Web page and app entries:
Segment Open

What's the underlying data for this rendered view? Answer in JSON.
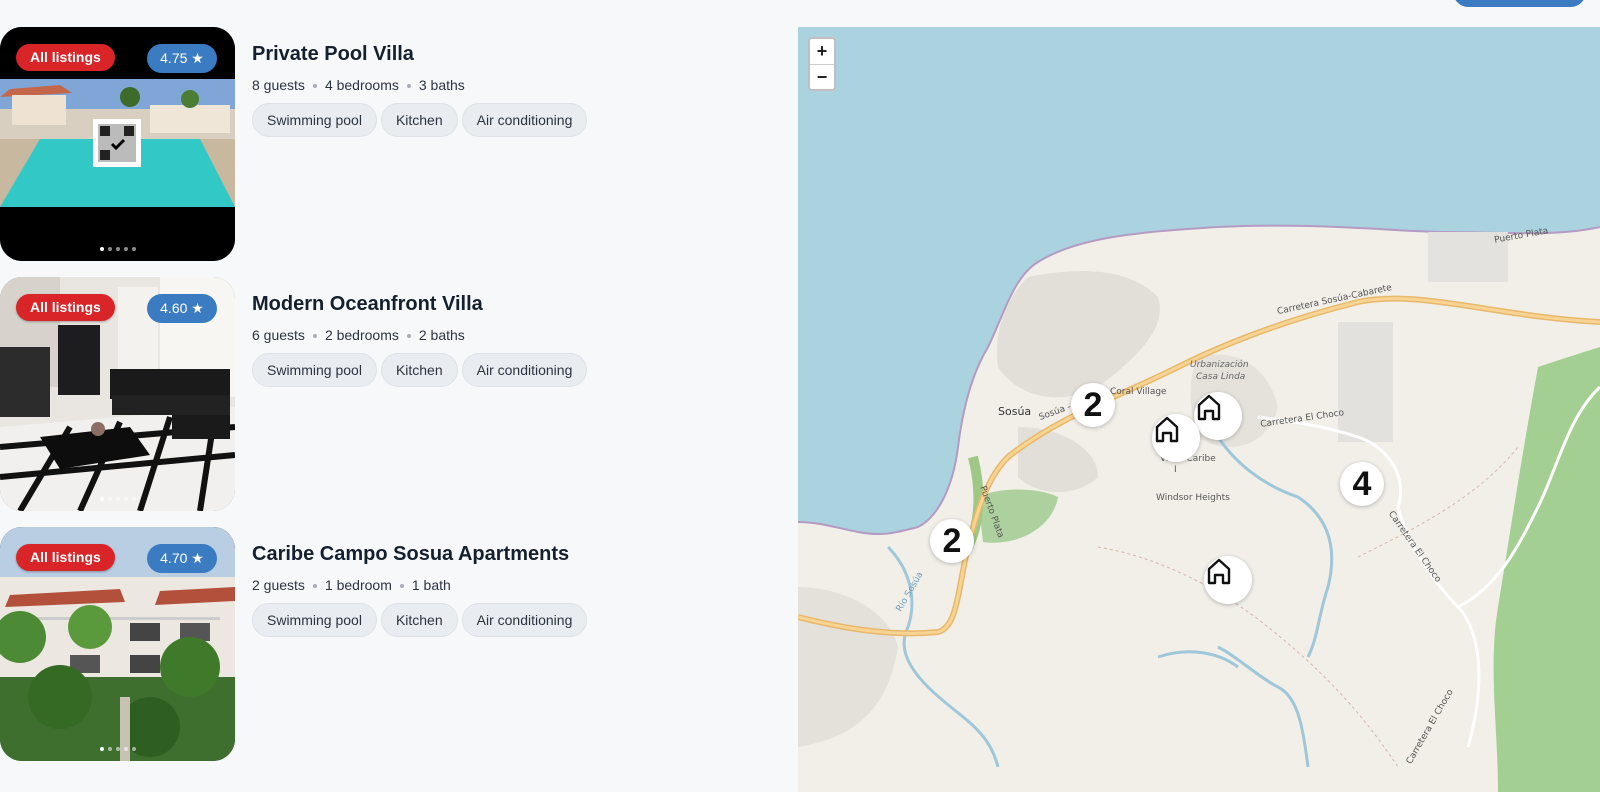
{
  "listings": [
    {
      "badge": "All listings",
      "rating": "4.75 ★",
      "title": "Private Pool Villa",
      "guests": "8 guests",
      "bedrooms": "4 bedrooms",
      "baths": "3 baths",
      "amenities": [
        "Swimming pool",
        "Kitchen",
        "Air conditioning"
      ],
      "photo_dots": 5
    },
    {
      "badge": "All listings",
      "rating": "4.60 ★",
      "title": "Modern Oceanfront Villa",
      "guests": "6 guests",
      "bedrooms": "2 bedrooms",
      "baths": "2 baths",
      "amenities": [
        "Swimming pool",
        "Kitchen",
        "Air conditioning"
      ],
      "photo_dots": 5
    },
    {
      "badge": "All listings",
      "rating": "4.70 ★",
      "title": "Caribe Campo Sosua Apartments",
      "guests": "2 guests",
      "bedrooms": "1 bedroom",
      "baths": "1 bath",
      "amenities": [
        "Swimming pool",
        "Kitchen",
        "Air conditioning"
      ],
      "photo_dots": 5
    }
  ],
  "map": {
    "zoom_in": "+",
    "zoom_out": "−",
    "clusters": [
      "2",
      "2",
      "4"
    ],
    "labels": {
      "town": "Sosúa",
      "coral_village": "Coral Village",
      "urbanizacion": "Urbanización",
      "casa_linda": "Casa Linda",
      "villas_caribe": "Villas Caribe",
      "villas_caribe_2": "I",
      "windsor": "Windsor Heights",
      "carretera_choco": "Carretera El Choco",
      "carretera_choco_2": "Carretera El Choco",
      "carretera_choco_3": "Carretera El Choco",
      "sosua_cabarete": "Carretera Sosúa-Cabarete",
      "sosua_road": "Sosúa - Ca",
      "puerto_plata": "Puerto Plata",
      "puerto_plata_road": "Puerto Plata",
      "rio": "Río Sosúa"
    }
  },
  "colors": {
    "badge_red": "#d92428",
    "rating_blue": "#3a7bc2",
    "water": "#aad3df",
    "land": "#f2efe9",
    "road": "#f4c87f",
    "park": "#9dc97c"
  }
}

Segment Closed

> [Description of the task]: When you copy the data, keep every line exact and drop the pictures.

> [Task answer]:
What's the underlying data for this rendered view? Answer in JSON.
{
  "listings": [
    {
      "badge": "All listings",
      "rating": "4.75 ★",
      "title": "Private Pool Villa",
      "guests": "8 guests",
      "bedrooms": "4 bedrooms",
      "baths": "3 baths",
      "amenities": [
        "Swimming pool",
        "Kitchen",
        "Air conditioning"
      ],
      "photo_dots": 5
    },
    {
      "badge": "All listings",
      "rating": "4.60 ★",
      "title": "Modern Oceanfront Villa",
      "guests": "6 guests",
      "bedrooms": "2 bedrooms",
      "baths": "2 baths",
      "amenities": [
        "Swimming pool",
        "Kitchen",
        "Air conditioning"
      ],
      "photo_dots": 5
    },
    {
      "badge": "All listings",
      "rating": "4.70 ★",
      "title": "Caribe Campo Sosua Apartments",
      "guests": "2 guests",
      "bedrooms": "1 bedroom",
      "baths": "1 bath",
      "amenities": [
        "Swimming pool",
        "Kitchen",
        "Air conditioning"
      ],
      "photo_dots": 5
    }
  ],
  "map": {
    "zoom_in": "+",
    "zoom_out": "−",
    "clusters": [
      "2",
      "2",
      "4"
    ],
    "labels": {
      "town": "Sosúa",
      "coral_village": "Coral Village",
      "urbanizacion": "Urbanización",
      "casa_linda": "Casa Linda",
      "villas_caribe": "Villas Caribe",
      "villas_caribe_2": "I",
      "windsor": "Windsor Heights",
      "carretera_choco": "Carretera El Choco",
      "carretera_choco_2": "Carretera El Choco",
      "carretera_choco_3": "Carretera El Choco",
      "sosua_cabarete": "Carretera Sosúa-Cabarete",
      "sosua_road": "Sosúa - Ca",
      "puerto_plata": "Puerto Plata",
      "puerto_plata_road": "Puerto Plata",
      "rio": "Río Sosúa"
    }
  },
  "colors": {
    "badge_red": "#d92428",
    "rating_blue": "#3a7bc2",
    "water": "#aad3df",
    "land": "#f2efe9",
    "road": "#f4c87f",
    "park": "#9dc97c"
  }
}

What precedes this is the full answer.